A family of technologies adapted from the oceanographic and environmental arenas was combined to improve DoD's ability to address sediment contaminant source exposure, transport, and fate challenges at coastal sites in a relatively simple and cost-effective way. The demonstration focused on the following three key technologies: (1) Drifting Exposure System - a surface global positioning system (GPS) drifter with position data telemetry, composite sample collection, and passive sampler capabilities for exposure characterization. (2) Drifting Particle Simulator - a GPS drifter with position data telemetry, buoyancy control, bottom detection, and passive sampling capability for measurement of depositional footprints and sampling of source related particles. (3) Sediment Deposition Detector - a sediment bed scour sensor with high resolution differential pressure sensor, shore cable or in situ data logging, and coupled sediment trap capabilities. Field demonstrations were conducted at Naval Base San Diego (Paleta Creek) and Joint Base Pearl Harbor Hickam (Oscar Pier and Waiau Power Plant Area).

Alternatives Evaluation Report: Penobscot River Phase III Engineering Study, Penobscot River Estuary, Maine

Posted: March 6, 2019

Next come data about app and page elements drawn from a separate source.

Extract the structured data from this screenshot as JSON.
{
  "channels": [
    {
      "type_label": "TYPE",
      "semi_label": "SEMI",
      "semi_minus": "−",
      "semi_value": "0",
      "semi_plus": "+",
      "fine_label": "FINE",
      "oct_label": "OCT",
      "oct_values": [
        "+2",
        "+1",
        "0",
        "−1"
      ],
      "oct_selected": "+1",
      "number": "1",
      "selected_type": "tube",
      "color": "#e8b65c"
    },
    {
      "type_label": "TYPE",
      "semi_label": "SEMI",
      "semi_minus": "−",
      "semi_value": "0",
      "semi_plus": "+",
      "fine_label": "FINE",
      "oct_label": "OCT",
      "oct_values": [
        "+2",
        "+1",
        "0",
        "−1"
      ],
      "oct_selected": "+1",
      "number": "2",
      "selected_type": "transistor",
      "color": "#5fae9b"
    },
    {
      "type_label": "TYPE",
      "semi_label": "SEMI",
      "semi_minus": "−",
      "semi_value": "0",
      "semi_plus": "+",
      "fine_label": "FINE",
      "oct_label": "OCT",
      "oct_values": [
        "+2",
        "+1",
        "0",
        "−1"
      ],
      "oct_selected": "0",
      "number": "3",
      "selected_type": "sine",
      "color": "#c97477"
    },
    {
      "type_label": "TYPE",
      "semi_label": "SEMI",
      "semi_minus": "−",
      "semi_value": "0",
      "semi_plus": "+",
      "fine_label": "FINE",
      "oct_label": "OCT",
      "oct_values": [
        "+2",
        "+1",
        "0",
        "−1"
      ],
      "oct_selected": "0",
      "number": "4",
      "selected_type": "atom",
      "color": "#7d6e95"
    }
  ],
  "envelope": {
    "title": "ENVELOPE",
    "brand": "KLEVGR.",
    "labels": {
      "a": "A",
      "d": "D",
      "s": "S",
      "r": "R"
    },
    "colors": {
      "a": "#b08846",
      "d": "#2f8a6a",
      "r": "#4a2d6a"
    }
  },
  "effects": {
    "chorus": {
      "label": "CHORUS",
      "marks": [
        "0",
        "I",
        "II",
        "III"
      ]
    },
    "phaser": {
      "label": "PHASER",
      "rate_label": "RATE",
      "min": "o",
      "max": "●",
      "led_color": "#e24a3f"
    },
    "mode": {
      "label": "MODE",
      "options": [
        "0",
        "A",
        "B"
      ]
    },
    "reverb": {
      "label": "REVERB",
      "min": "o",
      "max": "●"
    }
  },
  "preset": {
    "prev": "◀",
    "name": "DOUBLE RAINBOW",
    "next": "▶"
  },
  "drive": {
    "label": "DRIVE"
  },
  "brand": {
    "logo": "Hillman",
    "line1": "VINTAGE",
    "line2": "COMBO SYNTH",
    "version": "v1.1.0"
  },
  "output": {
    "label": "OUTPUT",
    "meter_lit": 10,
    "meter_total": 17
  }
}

Beginning in 1967, a chlor-alkali facility located in Orrington, Maine, released mercury into the Penobscot River Estuary. Hg releases at overall declining concentrations continued throughout facility operation and ceased with facility closure in 2000. The slow rate of Hg concentrations decline in the area is attributable, in part, to the presence in the Estuary of a large pool of Hg-affected mobile sediment, which is retained in the Estuary by natural processes that result in the landward flow of both bottom water and associated sediment under the influence of tides. Following several extensive studies of this contamination issue, six remedial alternatives were evaluated for this report: (1) monitored natural recovery; (2) enhanced monitored natural recovery; (3) dredging; (4) thin layer capping in Mendall Marsh; (5) amendment application in Mendall Marsh; (6) dredging in intertidal and subtidal zones plus thin layer capping in Mendall Marsh. Bench-scale treatability studies were conducted to provide data for the development and evaluation of alternatives.

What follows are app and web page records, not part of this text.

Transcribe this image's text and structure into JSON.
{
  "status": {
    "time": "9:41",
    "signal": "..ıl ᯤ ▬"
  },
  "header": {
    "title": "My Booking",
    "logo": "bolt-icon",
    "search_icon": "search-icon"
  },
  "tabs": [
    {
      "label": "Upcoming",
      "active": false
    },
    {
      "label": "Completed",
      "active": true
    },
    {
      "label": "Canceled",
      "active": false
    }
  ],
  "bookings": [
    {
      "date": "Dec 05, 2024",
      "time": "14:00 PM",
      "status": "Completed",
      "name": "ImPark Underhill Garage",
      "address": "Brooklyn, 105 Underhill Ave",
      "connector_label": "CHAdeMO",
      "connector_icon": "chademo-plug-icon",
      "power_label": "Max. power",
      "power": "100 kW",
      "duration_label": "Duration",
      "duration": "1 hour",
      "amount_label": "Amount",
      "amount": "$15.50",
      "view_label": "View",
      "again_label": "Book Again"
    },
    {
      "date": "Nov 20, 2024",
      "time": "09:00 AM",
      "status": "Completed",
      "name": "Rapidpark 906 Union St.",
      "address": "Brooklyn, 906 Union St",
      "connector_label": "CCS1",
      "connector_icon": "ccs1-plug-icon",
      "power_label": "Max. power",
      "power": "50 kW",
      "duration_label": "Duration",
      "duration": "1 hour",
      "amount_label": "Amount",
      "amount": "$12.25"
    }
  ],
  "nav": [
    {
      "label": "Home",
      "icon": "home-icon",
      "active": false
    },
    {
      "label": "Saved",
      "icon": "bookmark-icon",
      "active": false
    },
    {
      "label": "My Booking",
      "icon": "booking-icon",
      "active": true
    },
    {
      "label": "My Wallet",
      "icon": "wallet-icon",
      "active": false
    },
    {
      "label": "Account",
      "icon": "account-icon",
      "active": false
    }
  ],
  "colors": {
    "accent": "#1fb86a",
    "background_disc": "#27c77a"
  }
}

Assessment and Management of Stormwater Impacts On Sediment Recontamination: Guidance Document

Posted: March 6, 2019

The recommended approach in this guide to assess and evaluate stormwater discharges and sediment recontamination is based upon the implementation of those practices in SERDP Project ER-2428 [

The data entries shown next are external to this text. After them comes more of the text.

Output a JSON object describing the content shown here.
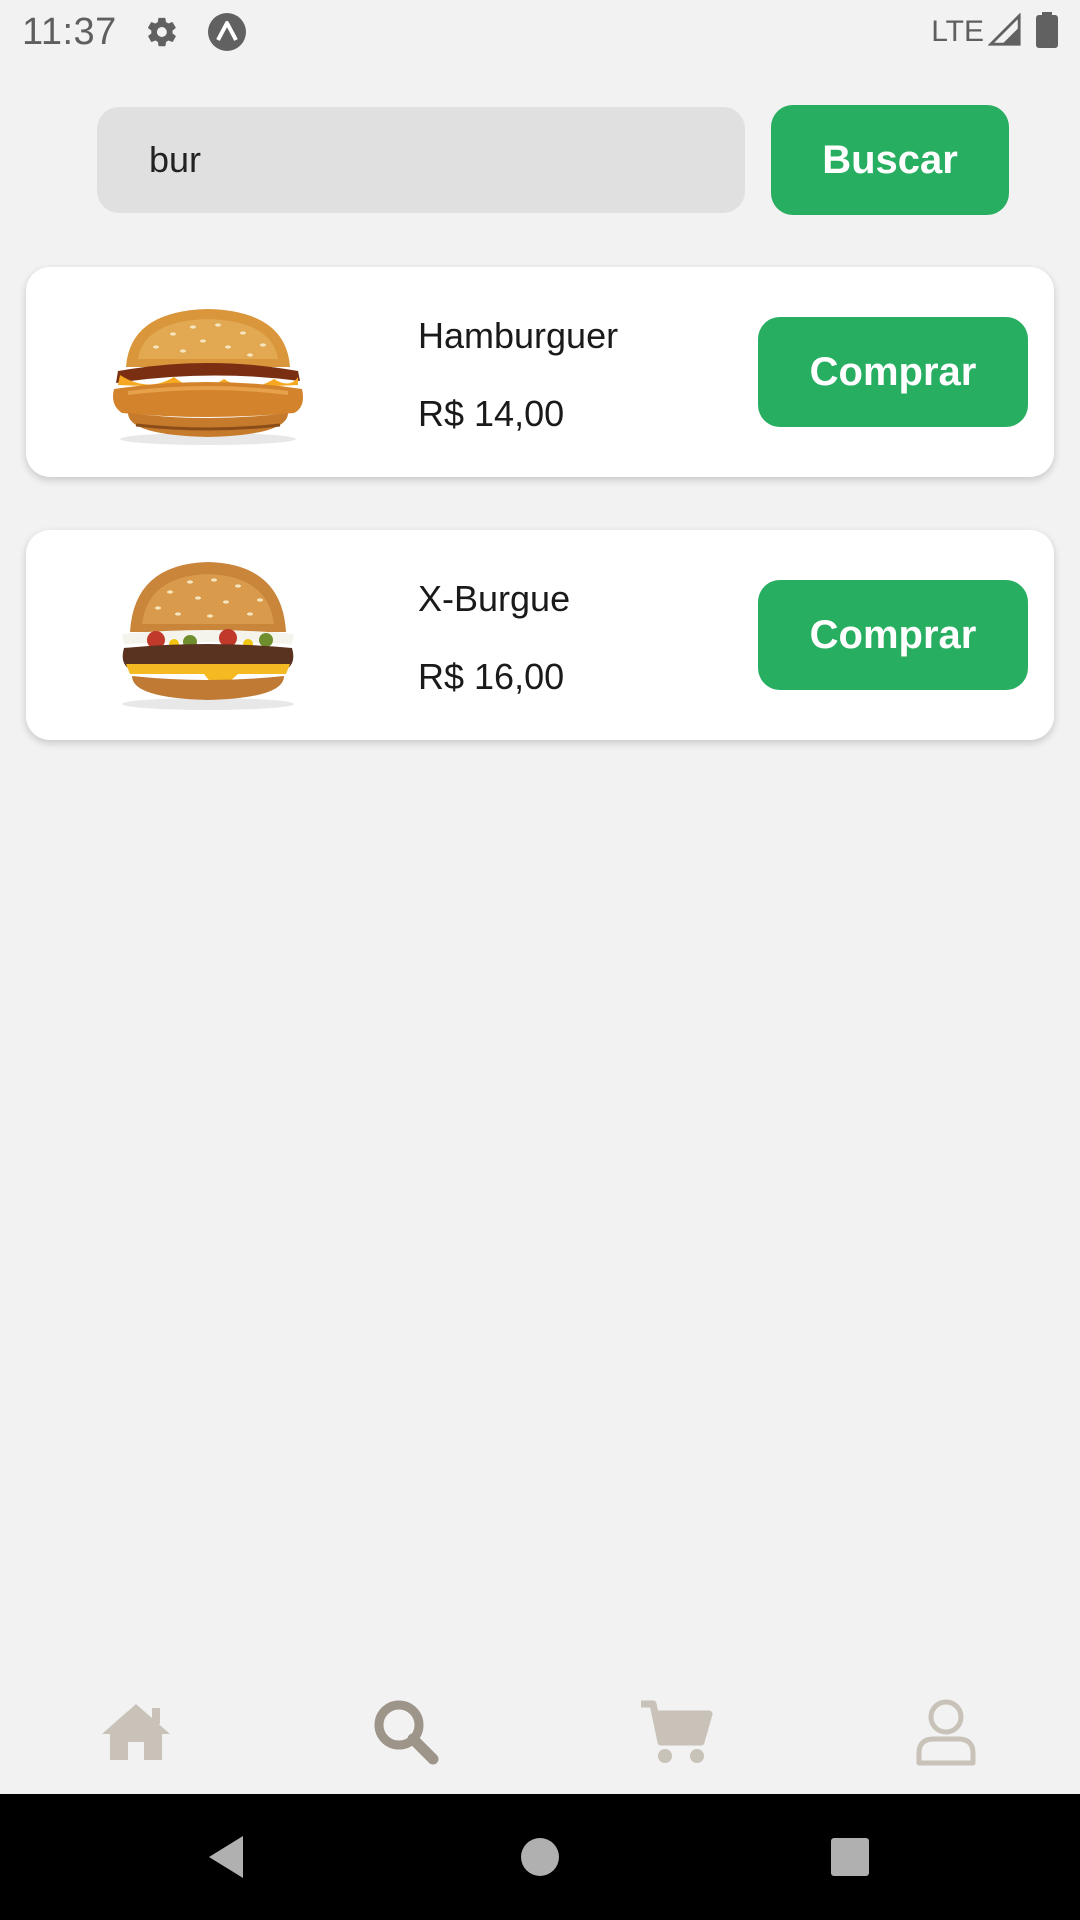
{
  "status_bar": {
    "time": "11:37",
    "network": "LTE",
    "icons": [
      "settings-gear-icon",
      "app-logo-icon",
      "signal-icon",
      "battery-icon"
    ]
  },
  "search": {
    "value": "bur",
    "button_label": "Buscar"
  },
  "products": [
    {
      "name": "Hamburguer",
      "price": "R$ 14,00",
      "button_label": "Comprar",
      "image": "chicken-burger-image"
    },
    {
      "name": "X-Burgue",
      "price": "R$ 16,00",
      "button_label": "Comprar",
      "image": "cheeseburger-image"
    }
  ],
  "bottom_nav": {
    "items": [
      "home-icon",
      "search-icon",
      "cart-icon",
      "profile-icon"
    ],
    "active": "search-icon"
  },
  "system_nav": [
    "back-icon",
    "home-circle-icon",
    "recents-icon"
  ],
  "colors": {
    "accent": "#27ae60",
    "background": "#f2f2f2",
    "input_bg": "#e0e0e0",
    "nav_icon": "#c8c2b8",
    "nav_icon_active": "#9e958a"
  }
}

Overview of In Situ and Ex Situ Technologies in Development for the Treatment of Per- and Polyfluoroalkyl Substances

Posted: April 18, 2019

This webinar covers conventional and innovative technologies to address PFASs in water and soil. Remediation of groundwater often requires a treatment train, combining conventional sorbents and engineered filtration with more innovative and emerging remediation solutions for PFASs. While in situ soil stabilization is a promising technique, ongoing research and development is being conducted to evaluate the longevity of fixation amidst circumneutral pH and biotransformation, which may enhance PFAS dissolution. Remediation of PFAS source zones and the associated groundwater plumes presently requires multiple technologies to protect human health in a cost-conscious manner. See a recording of the presentation at